Tag Archives: bulletin

Update

Another couple of years pass (largely unproductively!)

Noticing that the last Bulletin posted here was XL, I should note that we are now up to XLIV, they can all be seen here

Categories (on the left hand side of the website) have been reduced due to declining levels of stock (both generally and in those specific categories). Stock updates remain sporadic

We have applied to rejoin the PBFA, so we hope to be exhibiting at a couple of fairs this year (presuming they let me back in), so I will update the fairs section (or not!) when applicable

Bulletin XXVI

Bulletin XXVI – Recent Acquisitions

New Bulletin now available Р including economics, extra-parliamentary activity in Germany and France, Patty Hearst and the SLA, a pro-Chartist broadside and a (timely) squatters movement xmas card

Bulletin XXIV

Bulletin XXIV arrives – mainly letters by some of the protagonists of some of the revolutions of 1848, including Kossuth and Louis Blanc. Also included are interesting documents relating to British volunteers for Garibaldi and a document for Italian political prisoners which attracted the attention of Mazzini. Click on the cover below to view

Bulletin XXIV

Bulletin XXI

We haven’t posted here for a long time, as nobody reads it, but will endeavour to post more regularly. A new bulletin is available, now up to number twenty-one, a short one with twenty recent acquisitions including mining disasters, shipwrecks, riots, demonstrations and gold printing – click on the cover below…

Bulletin XXI – Recent Acquisitions

New Year – New Bulletin

Happy new year to everyone

The first Bulletin of the year, on the first day of the year, is Bulletin XVIII, a collection of trade cards and tickets, illustrating the commercial and cultural life of mid-nineteenth century Glasgow.

Bulletin XVIII

Almost from the cradle to the grave, we find amongst others, trade cards for tailors, sail makers, shoe makers, boiler makers, taverns, cabinet makers, confectioners, lithographers, painters, paper hangers and undertakers.

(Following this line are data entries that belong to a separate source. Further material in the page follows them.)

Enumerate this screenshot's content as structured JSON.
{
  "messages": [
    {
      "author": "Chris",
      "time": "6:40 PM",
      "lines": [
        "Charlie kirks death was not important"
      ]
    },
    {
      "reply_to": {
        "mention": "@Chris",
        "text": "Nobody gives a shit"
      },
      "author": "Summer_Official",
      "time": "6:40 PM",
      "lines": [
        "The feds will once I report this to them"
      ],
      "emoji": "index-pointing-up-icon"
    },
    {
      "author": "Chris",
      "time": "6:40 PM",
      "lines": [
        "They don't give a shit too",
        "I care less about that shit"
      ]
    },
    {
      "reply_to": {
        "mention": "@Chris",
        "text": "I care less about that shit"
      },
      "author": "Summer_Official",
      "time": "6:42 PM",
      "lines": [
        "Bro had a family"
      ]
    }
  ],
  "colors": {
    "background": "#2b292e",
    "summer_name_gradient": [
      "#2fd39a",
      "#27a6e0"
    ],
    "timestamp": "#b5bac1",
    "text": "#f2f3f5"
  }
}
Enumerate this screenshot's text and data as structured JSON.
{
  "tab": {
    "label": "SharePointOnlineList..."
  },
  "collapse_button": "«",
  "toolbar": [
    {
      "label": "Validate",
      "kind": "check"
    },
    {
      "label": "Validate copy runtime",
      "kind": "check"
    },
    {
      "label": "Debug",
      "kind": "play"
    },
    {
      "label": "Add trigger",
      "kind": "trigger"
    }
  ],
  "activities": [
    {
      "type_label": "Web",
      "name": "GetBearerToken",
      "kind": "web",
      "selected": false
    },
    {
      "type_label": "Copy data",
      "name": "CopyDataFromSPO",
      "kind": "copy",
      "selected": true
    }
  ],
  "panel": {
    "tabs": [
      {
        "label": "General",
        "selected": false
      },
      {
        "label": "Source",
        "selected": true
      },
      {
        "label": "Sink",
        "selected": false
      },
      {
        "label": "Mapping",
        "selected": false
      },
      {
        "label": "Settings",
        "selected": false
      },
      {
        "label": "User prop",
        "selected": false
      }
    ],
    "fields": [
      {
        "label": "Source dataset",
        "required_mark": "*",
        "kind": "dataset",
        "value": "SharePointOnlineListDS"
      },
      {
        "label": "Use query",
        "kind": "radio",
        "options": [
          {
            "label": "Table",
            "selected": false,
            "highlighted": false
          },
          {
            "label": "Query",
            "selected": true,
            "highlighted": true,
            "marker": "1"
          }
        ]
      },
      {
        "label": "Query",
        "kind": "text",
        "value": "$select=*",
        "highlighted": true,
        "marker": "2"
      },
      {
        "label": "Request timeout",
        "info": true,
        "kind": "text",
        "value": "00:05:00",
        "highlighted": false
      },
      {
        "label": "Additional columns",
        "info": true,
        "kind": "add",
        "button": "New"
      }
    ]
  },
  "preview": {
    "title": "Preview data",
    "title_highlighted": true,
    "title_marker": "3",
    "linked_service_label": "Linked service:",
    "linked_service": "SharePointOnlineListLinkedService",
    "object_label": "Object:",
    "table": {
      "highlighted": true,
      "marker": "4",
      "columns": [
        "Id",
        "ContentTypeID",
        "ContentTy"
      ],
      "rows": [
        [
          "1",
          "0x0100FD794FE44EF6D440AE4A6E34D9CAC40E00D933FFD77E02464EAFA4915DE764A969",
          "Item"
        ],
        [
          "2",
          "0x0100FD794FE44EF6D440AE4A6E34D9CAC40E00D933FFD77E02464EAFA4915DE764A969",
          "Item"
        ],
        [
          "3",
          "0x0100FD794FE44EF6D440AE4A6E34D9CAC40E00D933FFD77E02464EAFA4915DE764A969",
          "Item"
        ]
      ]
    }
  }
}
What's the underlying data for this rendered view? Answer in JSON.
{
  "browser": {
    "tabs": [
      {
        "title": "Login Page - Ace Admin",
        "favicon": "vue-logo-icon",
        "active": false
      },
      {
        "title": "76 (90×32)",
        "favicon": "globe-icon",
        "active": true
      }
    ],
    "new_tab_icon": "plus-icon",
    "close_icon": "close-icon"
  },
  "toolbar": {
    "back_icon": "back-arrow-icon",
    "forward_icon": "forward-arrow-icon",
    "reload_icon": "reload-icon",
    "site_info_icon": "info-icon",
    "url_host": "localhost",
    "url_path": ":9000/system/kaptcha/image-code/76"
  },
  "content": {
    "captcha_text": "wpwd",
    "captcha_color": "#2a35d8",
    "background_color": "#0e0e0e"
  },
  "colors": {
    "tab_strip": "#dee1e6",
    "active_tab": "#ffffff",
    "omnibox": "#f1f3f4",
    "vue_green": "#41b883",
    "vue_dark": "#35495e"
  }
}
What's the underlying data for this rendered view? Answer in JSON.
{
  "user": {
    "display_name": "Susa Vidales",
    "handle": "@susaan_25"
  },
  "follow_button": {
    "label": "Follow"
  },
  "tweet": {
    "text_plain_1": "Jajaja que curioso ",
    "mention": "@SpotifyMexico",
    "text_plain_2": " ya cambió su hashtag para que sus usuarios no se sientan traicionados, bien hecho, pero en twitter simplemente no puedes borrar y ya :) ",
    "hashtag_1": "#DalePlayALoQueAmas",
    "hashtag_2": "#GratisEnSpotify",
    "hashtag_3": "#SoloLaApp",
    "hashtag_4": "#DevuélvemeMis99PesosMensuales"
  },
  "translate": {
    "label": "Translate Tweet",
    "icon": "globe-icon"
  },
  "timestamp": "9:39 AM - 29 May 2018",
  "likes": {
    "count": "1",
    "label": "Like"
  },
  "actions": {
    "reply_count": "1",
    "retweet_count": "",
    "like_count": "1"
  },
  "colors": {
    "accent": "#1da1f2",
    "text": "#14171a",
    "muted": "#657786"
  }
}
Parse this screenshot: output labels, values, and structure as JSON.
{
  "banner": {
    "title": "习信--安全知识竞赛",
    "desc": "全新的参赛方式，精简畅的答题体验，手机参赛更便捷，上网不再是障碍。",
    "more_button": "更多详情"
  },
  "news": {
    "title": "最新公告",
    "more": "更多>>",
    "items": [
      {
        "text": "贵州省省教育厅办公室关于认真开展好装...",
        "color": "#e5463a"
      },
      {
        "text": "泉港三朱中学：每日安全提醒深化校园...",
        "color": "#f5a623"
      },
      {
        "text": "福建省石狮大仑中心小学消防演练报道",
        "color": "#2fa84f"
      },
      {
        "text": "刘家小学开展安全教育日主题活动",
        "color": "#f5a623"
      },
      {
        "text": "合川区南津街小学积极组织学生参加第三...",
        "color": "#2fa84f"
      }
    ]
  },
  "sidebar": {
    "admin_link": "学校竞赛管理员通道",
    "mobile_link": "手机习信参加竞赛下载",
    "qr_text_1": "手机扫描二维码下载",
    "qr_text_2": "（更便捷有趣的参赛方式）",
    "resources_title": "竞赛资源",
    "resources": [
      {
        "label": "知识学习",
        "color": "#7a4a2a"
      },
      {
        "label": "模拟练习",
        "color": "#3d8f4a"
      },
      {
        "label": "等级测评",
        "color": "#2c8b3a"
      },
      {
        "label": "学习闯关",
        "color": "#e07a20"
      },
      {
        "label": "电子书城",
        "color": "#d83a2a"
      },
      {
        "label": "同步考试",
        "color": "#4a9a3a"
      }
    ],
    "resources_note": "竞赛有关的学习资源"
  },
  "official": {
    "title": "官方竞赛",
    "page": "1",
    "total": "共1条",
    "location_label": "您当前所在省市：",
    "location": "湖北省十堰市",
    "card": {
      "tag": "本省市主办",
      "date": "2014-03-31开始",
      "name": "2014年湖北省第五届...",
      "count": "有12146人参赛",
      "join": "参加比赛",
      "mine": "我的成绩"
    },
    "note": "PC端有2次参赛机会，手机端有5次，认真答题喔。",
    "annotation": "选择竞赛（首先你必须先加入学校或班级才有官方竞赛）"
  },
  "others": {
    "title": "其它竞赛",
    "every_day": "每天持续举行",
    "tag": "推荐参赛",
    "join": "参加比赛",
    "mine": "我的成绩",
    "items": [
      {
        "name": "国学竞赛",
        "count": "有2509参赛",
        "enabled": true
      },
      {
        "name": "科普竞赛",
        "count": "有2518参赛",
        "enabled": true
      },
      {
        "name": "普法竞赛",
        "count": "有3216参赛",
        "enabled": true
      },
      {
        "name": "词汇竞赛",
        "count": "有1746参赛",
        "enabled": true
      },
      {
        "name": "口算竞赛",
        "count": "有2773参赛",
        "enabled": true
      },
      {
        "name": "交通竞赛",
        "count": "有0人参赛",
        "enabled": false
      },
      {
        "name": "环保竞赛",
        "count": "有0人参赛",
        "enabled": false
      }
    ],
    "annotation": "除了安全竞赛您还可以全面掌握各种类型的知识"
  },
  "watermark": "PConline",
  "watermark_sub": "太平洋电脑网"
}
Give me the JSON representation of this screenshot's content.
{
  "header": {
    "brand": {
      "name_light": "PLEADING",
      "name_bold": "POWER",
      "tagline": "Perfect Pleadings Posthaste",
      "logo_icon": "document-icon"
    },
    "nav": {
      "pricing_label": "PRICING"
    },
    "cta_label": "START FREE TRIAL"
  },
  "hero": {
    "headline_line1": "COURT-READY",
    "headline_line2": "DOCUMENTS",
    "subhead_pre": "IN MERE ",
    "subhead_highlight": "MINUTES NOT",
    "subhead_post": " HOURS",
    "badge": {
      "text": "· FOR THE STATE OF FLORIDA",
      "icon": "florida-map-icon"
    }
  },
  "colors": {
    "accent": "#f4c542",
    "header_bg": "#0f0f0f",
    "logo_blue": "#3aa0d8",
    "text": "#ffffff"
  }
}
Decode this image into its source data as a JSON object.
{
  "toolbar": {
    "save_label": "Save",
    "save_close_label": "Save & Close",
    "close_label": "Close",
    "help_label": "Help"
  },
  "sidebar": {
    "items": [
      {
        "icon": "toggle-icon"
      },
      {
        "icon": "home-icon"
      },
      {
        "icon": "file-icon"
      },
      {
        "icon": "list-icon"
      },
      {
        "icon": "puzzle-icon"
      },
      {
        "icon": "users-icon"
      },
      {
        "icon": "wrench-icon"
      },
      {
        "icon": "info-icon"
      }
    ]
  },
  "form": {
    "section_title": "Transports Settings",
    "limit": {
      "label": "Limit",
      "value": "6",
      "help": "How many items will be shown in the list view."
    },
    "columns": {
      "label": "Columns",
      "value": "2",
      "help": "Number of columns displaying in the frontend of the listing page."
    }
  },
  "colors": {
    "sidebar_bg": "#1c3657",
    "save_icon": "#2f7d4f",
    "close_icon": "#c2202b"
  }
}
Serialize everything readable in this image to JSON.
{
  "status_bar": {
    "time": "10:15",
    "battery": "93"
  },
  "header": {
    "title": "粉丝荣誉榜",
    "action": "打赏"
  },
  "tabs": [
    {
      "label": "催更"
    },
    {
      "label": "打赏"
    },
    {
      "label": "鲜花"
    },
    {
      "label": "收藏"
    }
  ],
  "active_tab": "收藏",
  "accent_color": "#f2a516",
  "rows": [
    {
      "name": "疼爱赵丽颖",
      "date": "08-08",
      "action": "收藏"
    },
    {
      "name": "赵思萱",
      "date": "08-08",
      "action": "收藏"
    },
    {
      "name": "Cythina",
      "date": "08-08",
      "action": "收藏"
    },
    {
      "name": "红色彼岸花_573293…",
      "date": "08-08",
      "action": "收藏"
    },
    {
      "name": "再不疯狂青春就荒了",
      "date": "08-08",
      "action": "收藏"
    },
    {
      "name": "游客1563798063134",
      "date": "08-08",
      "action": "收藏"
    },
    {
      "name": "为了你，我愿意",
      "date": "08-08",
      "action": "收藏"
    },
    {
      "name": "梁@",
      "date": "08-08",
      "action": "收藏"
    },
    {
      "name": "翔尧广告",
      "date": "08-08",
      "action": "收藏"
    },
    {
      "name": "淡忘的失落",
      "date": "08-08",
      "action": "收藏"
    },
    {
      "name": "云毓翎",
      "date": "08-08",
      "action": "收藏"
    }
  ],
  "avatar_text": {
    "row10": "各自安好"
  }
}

Cultural pursuits include musical concerts, art exhibitions, soirees, educational classes, philosophy and art classes.

Glasgow was effectively the Second City of the Empire, with several industries at varying times employing large numbers of people, including the linen industry, locomotive manufacturing and of course shipbuilding (See Meighan, Glasgow – A History)